The Electronics industry has made remarkable progress following this philosophy: They have created reusable modules (ICs - Integrated Circuits) with standardized interfaces. These modules may again be hooked up to create complex systems. There is a standardized way to solve common problems.

The Software industry has not made the same progress. Definitions for software components exist, but the data types exported through component Interfaces are not standardized. Most programming languages allow arbitrary complex data types in the Interface definitions, making reuse of the components difficult. In contrast the interface to most Integrated Circuits is defined through standardized current and voltage levels.

Objective Technology uses standardized simple data types for component interfaces such as strings, numbers and arrays, while the component may use  arbitrary complex data types internally. This approach maximizes reuse and at the same time cashes in on the benefits of complex data structures while writing the component.

Modern Software tools provides the end user with a wealth of ways to solve any problem:  This freedom is a two edged sword: It provides a path to improving once programming skills, but it also means that a problem may never be solved in the same way twice! This undermines the efficiency in the long run, since fellow programmers are not recognizing each others code. This again makes individual programmers indispensable which is a dangerous concept for any organization.

A car mechanic would never be efficient at tracking down problems if he used different techniques / tools each time, yet this is taking place too often in the software industry..

Software Application Frameworks that provides a well defined way to solve problems makes software development much more efficient. We at Objective Technology have developed and used such Frameworks for 15 years. Read more about it on our Frameworks page.

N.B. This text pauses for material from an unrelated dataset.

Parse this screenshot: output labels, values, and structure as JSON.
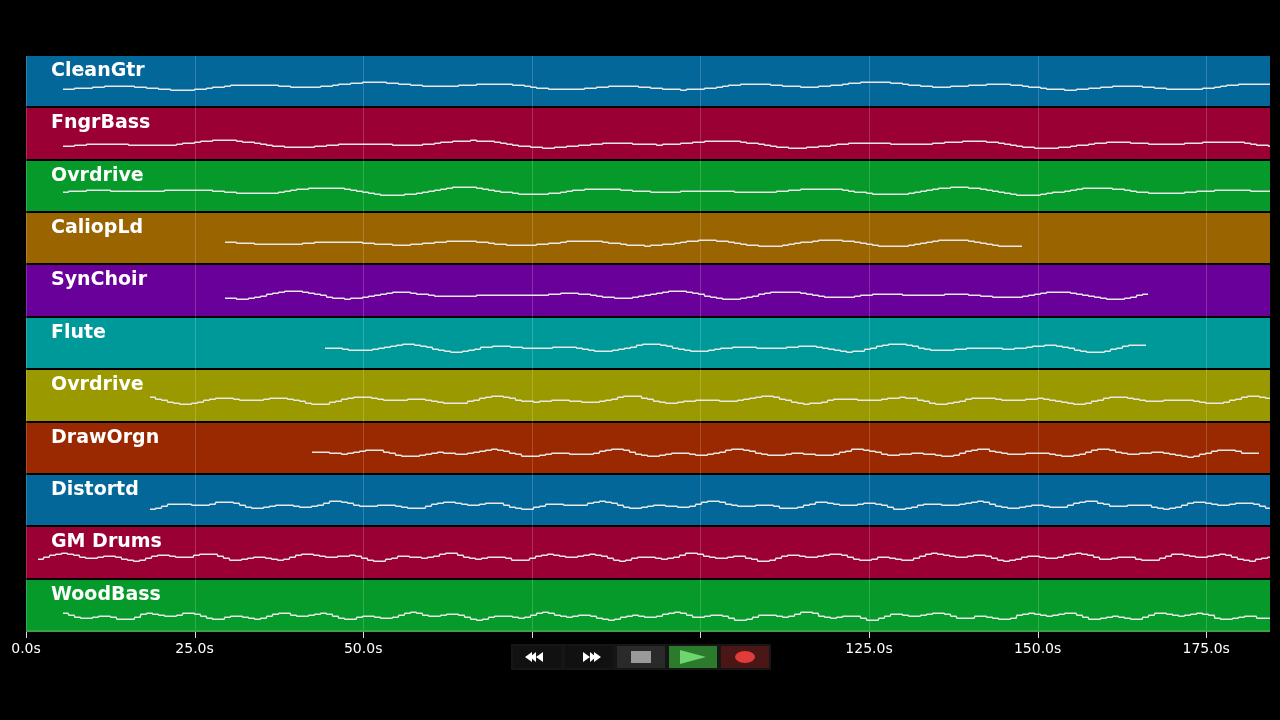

The figure above shows a State Diagram. State diagrams is one of many efficient ways of dividing a problem into manageable units. The pictures in the right margin shows examples of small, easy to understand modules within a State or a Transition in the State diagram